WHAT TO WORK ON
Look through the listing below, and wherever a line has the string "data", pull it out.

(EXERCISE MATERIAL)

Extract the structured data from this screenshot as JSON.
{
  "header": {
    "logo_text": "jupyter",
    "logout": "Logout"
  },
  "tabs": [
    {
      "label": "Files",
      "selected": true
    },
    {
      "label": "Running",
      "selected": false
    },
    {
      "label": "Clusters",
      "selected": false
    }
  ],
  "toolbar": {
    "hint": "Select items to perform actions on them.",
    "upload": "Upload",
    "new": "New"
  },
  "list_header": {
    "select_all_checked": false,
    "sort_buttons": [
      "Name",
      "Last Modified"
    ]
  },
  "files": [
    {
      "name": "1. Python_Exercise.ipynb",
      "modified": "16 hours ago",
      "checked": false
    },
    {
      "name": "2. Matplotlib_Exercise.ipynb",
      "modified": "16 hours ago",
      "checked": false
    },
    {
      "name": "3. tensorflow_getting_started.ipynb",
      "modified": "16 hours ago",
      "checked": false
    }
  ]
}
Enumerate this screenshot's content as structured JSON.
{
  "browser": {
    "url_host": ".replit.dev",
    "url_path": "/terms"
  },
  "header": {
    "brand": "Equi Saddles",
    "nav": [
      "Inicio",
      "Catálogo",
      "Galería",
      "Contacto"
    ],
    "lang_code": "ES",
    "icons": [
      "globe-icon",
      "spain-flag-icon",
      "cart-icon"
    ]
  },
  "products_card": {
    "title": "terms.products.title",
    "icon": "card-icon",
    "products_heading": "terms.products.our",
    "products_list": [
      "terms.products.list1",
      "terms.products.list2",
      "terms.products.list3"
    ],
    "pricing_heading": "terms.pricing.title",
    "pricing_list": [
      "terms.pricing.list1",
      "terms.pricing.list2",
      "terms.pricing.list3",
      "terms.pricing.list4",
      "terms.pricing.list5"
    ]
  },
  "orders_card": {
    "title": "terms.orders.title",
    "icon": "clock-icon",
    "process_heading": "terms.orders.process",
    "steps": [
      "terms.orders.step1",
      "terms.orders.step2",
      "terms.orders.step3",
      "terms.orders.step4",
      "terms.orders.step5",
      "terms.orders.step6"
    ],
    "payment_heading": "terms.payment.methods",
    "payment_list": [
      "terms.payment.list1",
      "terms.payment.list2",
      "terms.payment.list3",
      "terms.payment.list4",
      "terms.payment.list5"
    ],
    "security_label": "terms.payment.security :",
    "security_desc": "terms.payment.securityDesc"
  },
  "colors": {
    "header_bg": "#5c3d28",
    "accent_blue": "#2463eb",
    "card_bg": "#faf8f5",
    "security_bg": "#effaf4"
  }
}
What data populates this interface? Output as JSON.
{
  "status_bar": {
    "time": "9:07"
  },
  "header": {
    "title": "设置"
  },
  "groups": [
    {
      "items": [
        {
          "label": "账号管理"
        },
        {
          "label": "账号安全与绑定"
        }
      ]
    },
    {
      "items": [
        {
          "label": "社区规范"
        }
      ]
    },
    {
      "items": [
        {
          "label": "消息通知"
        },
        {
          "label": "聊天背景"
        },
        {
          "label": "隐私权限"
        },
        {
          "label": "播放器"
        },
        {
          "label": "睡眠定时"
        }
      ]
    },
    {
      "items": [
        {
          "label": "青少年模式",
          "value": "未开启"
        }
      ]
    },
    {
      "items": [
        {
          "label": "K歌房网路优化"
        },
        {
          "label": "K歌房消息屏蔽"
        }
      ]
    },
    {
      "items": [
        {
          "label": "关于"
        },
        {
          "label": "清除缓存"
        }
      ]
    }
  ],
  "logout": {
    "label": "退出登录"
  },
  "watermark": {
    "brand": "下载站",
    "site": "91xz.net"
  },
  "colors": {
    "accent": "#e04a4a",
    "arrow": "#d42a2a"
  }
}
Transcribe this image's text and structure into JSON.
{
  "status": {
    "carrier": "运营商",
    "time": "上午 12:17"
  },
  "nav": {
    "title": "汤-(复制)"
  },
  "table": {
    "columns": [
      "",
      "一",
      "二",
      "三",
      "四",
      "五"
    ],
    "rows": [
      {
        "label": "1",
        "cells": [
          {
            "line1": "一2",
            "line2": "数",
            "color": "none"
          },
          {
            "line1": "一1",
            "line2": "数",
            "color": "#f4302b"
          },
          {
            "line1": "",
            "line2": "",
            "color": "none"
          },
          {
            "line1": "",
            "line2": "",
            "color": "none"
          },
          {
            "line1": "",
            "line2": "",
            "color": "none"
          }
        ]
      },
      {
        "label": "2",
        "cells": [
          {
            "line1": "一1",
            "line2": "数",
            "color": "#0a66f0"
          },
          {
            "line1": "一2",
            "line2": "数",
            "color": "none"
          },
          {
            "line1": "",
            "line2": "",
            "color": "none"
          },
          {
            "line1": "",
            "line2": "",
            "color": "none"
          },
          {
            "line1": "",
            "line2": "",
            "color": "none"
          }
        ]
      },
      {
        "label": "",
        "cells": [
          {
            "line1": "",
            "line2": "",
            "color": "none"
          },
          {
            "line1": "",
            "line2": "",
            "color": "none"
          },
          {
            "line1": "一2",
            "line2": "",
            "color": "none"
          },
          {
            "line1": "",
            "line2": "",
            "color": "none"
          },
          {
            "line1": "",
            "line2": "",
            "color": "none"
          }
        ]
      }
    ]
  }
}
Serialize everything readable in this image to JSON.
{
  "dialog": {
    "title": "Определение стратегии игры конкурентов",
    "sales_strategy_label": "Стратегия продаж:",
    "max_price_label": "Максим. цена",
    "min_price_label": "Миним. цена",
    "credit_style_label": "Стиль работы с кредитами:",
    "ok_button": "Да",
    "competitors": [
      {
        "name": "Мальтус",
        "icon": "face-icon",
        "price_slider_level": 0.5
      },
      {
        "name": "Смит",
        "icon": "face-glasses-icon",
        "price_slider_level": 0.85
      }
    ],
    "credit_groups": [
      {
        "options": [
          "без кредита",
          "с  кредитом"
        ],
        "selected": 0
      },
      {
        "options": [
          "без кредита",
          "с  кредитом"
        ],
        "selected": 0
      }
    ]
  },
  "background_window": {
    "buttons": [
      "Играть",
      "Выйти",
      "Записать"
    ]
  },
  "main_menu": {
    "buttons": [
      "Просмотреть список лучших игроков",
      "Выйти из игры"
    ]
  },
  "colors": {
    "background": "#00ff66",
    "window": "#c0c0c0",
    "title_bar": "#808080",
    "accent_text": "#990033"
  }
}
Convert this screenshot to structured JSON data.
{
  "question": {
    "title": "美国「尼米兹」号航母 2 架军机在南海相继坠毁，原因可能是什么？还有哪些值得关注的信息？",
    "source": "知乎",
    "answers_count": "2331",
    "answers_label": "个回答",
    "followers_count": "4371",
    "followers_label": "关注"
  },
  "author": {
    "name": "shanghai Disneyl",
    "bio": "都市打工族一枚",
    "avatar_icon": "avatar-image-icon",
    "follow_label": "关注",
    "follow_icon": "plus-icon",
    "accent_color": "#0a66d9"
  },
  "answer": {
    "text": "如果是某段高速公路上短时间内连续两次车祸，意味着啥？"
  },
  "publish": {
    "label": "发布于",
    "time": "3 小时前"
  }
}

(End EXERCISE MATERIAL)

SOLVED EXERCISE
Extract the structured data from this screenshot as JSON.
What data populates this interface? Output as JSON.
Convert this screenshot to structured JSON data.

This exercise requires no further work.